Dorothy Day in Kansas: An Impossible Unity

On September 20 and 21, 2018, Kansas CL communities along with the founder of the Well-Read-Mom teamed up with parishes to display an exhibit on Dorothy Day.
Liv Martin

A social activist, writer, mother, and co-founder of the Catholic Worker movement; Few Catholics in American history can compete with Dorothy Day’s impact on society and the Church.

On September 20 and 21, the Overland Park and Lawrence CL communities teamed up with local parishes and Marcie Stokman, founder of Well-Read Mom, in a gesture to witness to the wider community the impact Day continues to have on their lives.

She has become my mentor,” said Stokman in an introduction to the exhibit. “She has impacted my life for the way she loved literature, the way she faced her loneliness — which brought her to conversion — and the way she embraced motherhood."

“In the midst of paradox, Dorothy Day lived an impossible unity,” Stokman continued, “and at the root of that unity was a rock-solid faith in Christ and a complete seriousness about living the Gospel.”

Presented for the first time in January at the 2018 New York Encounter, the exhibit tells Day’s story through her own words and the witness of others.

Larry Bowers, who attends School of Community in Kansas City, Kansas, saw the exhibit in New York and was excited by the opportunity to bring it to the area.

“Today everything seems to be split into camps,” he said. “Rally cries seem to be projects rather than asking how do I live my relationship with Christ.”

Embodying seemingly paradoxical values, Day lived the reality of her times and culture with the authentic desire to see Christ present everywhere.

“Dorothy Day gives me hope that you can do that in the Church and do it without having to be ideologically political,” said Bowers. “You can live the tension of faith and humanity within the Church.

Reminded of a moment in Why the Church, Bowers pointed out that for Giussani it was clear that the human failures of the Church are not an obstacle to encountering Christ — a truth Day testified to by how she lived her life.

“We are the body of Christ,” said Stokman, “and the Church is hurting right now.

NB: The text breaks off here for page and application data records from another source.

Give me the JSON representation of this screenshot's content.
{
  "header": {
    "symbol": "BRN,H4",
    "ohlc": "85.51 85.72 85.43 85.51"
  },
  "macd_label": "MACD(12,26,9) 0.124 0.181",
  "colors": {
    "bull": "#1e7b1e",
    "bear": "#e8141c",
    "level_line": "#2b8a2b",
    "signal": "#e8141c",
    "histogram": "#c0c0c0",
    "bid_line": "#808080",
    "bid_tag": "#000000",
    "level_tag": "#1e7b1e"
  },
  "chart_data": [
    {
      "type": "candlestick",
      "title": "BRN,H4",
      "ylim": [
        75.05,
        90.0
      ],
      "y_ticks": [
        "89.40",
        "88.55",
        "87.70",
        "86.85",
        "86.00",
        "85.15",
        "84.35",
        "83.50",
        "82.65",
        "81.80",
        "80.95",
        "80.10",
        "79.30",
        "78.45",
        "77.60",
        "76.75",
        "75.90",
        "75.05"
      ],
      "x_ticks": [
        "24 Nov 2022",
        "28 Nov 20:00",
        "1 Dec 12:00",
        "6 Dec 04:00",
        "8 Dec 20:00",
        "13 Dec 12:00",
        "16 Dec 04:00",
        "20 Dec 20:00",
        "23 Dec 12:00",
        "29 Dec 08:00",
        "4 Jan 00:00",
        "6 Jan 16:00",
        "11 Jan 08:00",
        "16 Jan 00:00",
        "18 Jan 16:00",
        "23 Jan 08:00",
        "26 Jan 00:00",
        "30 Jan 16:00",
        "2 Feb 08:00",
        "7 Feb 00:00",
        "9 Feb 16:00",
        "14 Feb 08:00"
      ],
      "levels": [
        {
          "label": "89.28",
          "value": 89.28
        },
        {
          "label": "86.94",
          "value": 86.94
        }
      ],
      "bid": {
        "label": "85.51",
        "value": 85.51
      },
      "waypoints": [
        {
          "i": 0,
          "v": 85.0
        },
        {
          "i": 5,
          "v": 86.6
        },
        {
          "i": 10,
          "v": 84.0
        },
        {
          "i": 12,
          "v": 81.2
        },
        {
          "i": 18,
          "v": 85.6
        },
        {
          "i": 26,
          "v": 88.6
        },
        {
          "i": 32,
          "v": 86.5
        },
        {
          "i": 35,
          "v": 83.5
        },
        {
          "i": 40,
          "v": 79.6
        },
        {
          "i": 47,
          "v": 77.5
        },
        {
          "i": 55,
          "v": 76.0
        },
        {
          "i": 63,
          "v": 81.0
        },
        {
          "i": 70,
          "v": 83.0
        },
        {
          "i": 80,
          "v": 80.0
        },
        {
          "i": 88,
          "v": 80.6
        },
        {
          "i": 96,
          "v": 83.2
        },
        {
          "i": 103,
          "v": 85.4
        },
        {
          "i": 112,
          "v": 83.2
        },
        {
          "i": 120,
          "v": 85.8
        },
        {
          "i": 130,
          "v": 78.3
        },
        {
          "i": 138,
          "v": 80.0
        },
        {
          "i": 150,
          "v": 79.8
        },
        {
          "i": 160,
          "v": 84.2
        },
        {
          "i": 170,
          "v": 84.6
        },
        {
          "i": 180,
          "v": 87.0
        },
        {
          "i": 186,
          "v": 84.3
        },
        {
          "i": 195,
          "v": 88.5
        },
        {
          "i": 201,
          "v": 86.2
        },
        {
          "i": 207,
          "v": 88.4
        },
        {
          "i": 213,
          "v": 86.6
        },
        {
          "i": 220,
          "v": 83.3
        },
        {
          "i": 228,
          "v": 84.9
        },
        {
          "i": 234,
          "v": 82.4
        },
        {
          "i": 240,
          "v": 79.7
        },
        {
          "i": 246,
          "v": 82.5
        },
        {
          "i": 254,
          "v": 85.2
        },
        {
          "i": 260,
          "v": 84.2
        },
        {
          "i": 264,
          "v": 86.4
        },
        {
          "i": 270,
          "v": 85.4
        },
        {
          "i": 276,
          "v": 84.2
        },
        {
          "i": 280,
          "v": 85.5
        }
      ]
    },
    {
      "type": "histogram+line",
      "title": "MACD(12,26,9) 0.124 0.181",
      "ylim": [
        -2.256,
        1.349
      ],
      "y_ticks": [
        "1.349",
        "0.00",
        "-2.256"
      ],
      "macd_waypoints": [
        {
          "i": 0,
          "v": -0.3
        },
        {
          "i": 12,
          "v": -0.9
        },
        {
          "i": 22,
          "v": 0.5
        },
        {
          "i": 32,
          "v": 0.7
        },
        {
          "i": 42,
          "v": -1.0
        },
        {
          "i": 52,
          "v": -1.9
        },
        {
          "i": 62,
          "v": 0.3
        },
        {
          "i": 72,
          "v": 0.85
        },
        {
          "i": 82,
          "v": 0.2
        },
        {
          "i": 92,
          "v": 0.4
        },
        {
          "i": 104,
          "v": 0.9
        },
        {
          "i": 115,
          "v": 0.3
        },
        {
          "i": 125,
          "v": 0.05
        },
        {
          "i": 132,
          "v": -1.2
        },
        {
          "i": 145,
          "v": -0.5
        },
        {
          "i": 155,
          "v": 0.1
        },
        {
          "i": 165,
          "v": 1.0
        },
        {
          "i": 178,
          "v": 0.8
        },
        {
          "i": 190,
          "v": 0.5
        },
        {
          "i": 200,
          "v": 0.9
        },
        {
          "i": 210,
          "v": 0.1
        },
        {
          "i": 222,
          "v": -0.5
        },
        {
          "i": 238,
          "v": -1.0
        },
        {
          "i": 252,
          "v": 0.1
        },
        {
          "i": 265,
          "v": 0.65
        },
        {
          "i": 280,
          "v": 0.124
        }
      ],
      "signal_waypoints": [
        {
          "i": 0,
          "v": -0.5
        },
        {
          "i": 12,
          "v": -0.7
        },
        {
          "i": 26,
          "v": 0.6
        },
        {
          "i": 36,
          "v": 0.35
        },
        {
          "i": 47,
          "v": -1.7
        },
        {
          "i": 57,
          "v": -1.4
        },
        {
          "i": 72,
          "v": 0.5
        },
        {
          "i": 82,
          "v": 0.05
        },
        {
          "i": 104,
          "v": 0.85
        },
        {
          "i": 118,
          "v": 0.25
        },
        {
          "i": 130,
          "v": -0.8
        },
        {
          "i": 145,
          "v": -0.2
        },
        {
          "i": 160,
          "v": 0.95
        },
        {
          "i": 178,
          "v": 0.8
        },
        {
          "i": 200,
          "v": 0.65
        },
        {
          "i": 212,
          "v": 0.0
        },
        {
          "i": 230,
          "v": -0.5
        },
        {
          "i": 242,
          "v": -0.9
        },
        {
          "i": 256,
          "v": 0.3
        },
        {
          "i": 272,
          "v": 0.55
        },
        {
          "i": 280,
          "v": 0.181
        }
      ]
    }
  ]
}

So, it’s time to ask ourselves, do we run away? . . . Or do we resist and move into [it] and beg and ask for Dorothy Day’s intercession?”

Marina Carrizosa Ramos, the responsible of the Overland Park community, had the initial idea to bring the exhibit to Kansas.

“I saw Christ the whole way,” said Carrizosa Ramos “and in the process of preparing the exhibit my life was changed. [...] I learned about my dependence and who the other is for me.”

Members of the Kansas City, Overland Park, Lawrence, Kansas, and Maryville, Missouri, Schools of Community were invited to partake in the exhibit, sharing during the exhibit how they had been struck by certain paradoxes of Dorothy’s life.

“I was struck by the hunger that I saw in the people who came [to the exhibit],” said Bowers. “They were looking to Dorothy for something to explain their lives or something to explain our times.”

“Almost everybody who approached me said they had never seen something like this [exhibit] before,” said Carrizosa Ramos. “That struck me because it was obvious that what they were perceiving was a novelty — something new and different for them. [...] They were surprised by the fact that we did it as a community.”